Return to Montauk (Rückkehr nach Montauk): An interview with actor Stellan Skarsgård
Swedish actor Stellan Skarsgård is perhaps best known to international audiences for his role as Dr Erik Selvig in the Marvel cinematic universe movies, appearing in both Thor films, and The Avengers and its sequel. But this is just a fraction of his work since his 1972 debut. He brings his new film, the wordy and wistful Return to Montauk to Berlinale. Directed by Oscar winner Volker Schlöndorff, Skarsgård plays Max Zorn, an improbably named writer who visits New York on a book tour. While contemplating the period when he lived in the city, he decides to track down an old flame who was quite possibly the love of his life. We spoke with Stellan at this year’s Berlin International Film Festival.
You’ve presented films at Berlinale on quite a few different occasions. How is the festival treating you this year?
Oh, the usual. I was talking to a journalist earlier who said, So it’s time for the yearly Stellan Skarsgård interview, with a tired voice. But no, it’s always so nice to come here.
Return to Montauk is such a literary piece. Is it difficult to play such a talky role, where so much relies on the dialogue?
It was very difficult, because it goes against my principles. I think words work well on stage, but in film you should avoid dialogue as much as possible and see what you can do between the lines instead. This film starts with a five minute monologue, and I said to Volker, this could be the most expensive audio book ever, and he laughed. But on one hand, I know that producers would be afraid to touch this material because there’s so much literature. But on the other hand, people listen to audio books for hours, and it doesn’t hurt if there’s an image there as well, just as long as you don’t spoil the image by trying to illustrate it or something. But as an actor it was really difficult to do the first reading. What you had to do was do it as if you were reading it from the book, so the rhythm and everything is decided by the writing, and not by your emotions. You cannot illustrate, you can’t put a lot of feeling into it, you just have to say it and let the words do the work. That makes it very hard to learn, because if it was a normal monologue it would come out of emotions; I remember this, I was so sad about that, or whatever. But you couldn’t do that, so I had big problems learning it. But it was important because you had to not cut any of the language. Colm Tóibin’s wonderful language is such a big part of the film, so you had to find a way to bring it to life. Partly by leaving it alone, and partly by giving it a subtle and beautiful life. But you also have to make the audience believe that these people talk that way. I mean, it’s written, and nobody really talks like that.

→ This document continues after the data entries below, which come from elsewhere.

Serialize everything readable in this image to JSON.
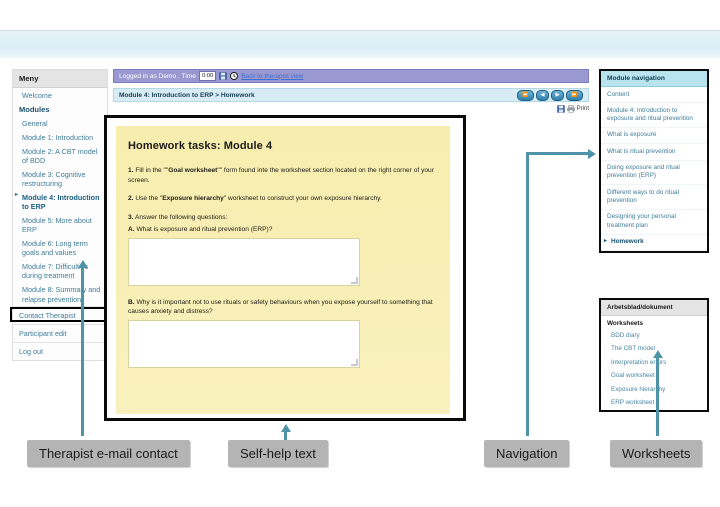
{
  "left_menu": {
    "header": "Meny",
    "welcome": "Welcome",
    "modules_header": "Modules",
    "items": [
      {
        "label": "General",
        "selected": false
      },
      {
        "label": "Module 1: Introduction",
        "selected": false
      },
      {
        "label": "Module 2: A CBT model of BDD",
        "selected": false
      },
      {
        "label": "Module 3: Cognitive restructuring",
        "selected": false
      },
      {
        "label": "Module 4: Introduction to ERP",
        "selected": true
      },
      {
        "label": "Module 5: More about ERP",
        "selected": false
      },
      {
        "label": "Module 6: Long term goals and values",
        "selected": false
      },
      {
        "label": "Module 7: Difficulties during treatment",
        "selected": false
      },
      {
        "label": "Module 8: Summary and relapse prevention",
        "selected": false
      }
    ],
    "footer_items": [
      {
        "label": "Contact Therapist"
      },
      {
        "label": "Participant edit"
      },
      {
        "label": "Log out"
      }
    ]
  },
  "session_bar": {
    "logged_in_text": "Logged in as Demo . Time",
    "time_value": "0:00",
    "save_icon": "save-icon",
    "clock_icon": "clock-icon",
    "back_link": "Back to therapist view"
  },
  "breadcrumb": {
    "text": "Module 4: Introduction to ERP > Homework",
    "nav_buttons": [
      {
        "name": "first-page-button",
        "glyph": "⏪"
      },
      {
        "name": "previous-page-button",
        "glyph": "◀"
      },
      {
        "name": "next-page-button",
        "glyph": "▶"
      },
      {
        "name": "last-page-button",
        "glyph": "⏩"
      }
    ],
    "print_label": "Print",
    "save_icon": "save-icon",
    "print_icon": "printer-icon"
  },
  "homework": {
    "title": "Homework tasks: Module 4",
    "task1_prefix": "1.",
    "task1_a": "Fill in the \"\"",
    "task1_bold": "Goal worksheet",
    "task1_b": "\"\" form found inte the worksheet section located on the right corner of your screen.",
    "task2_prefix": "2.",
    "task2_a": "Use the \"",
    "task2_bold": "Exposure hierarchy",
    "task2_b": "\" worksheet to construct your own exposure hierarchy.",
    "task3_prefix": "3.",
    "task3_text": "Answer the following questions:",
    "qa_label": "A.",
    "qa_text": "What is exposure and ritual prevention (ERP)?",
    "qa_value": "",
    "qb_label": "B.",
    "qb_text": "Why is it important not to use rituals or safety behaviours when you expose yourself to something that causes anxiety and distress?",
    "qb_value": ""
  },
  "module_nav": {
    "header": "Module navigation",
    "items": [
      {
        "label": "Content",
        "selected": false
      },
      {
        "label": "Module 4: Introduction to exposure and ritual prevention",
        "selected": false
      },
      {
        "label": "What is exposure",
        "selected": false
      },
      {
        "label": "What is ritual prevention",
        "selected": false
      },
      {
        "label": "Doing exposure and ritual prevention (ERP)",
        "selected": false
      },
      {
        "label": "Different ways to do ritual prevention",
        "selected": false
      },
      {
        "label": "Designing your personal treatment plan",
        "selected": false
      },
      {
        "label": "Homework",
        "selected": true
      }
    ]
  },
  "worksheets_panel": {
    "header": "Arbetsblad/dokument",
    "subheader": "Worksheets",
    "items": [
      {
        "label": "BDD diary"
      },
      {
        "label": "The CBT model"
      },
      {
        "label": "Interpretation errors"
      },
      {
        "label": "Goal worksheet"
      },
      {
        "label": "Exposure hierarchy"
      },
      {
        "label": "ERP worksheet"
      }
    ]
  },
  "annotations": [
    {
      "label": "Therapist e-mail contact"
    },
    {
      "label": "Self-help text"
    },
    {
      "label": "Navigation"
    },
    {
      "label": "Worksheets"
    }
  ],
  "colors": {
    "session_bar": "#9a98d0",
    "breadcrumb_bar": "#d8ecf5",
    "homework_card": "#f7edae",
    "module_nav_header": "#b9e4ef",
    "callout_bg": "#b4b4b4",
    "arrow": "#4f93a8",
    "link": "#3f7c99"
  }
}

Max Zorn has somewhat of a wistful personality, always wanting to examine his past. Can you identify with this?
No, but I’m a very different person to both Volker and Max Zorn. I know a lot of people who go back and ask what did I do wrong, why am I not happy, and so on. I am happy, so I don’t have to do that. But I know I’ve hurt people, I’ve made mistakes in my life, and make a note and I file it, and I go on. I have the same relationship to the past as I do with the future. I don’t deal with it, because I live in the present. But if you’re unhappy, you can do that. It’s a semi-philosophical but literally very beautiful thought.
Did not feeling all that comfortable with the character make him more interesting to play?
I don’t feel comfortable playing anything. I find it extremely painful every time, but I really try to find things that I haven’t done before, and especially finding films that haven’t been made before, and this is really hard. Most of the scripts you see, you say, OK, I’ve seen that, and I’ve seen that, and I’ve seen that. They might change the clothes or the professions of the characters, but it’s the same f**king film again and again. Lars Von Trier said something interesting to me the other day. He said, “Oh Stellan, I know what kinds of films I’m doing now.” And I said, OK, so what kind is it? He told me he was doing the missing films. He wants to do the films that are missing in the history of cinema. And I think that’s really good. Modest as always!
Read our review of Return to Montauk (Rückkehr nach Montauk) here.
For further information about the 67th Berlin Film Festival visit here.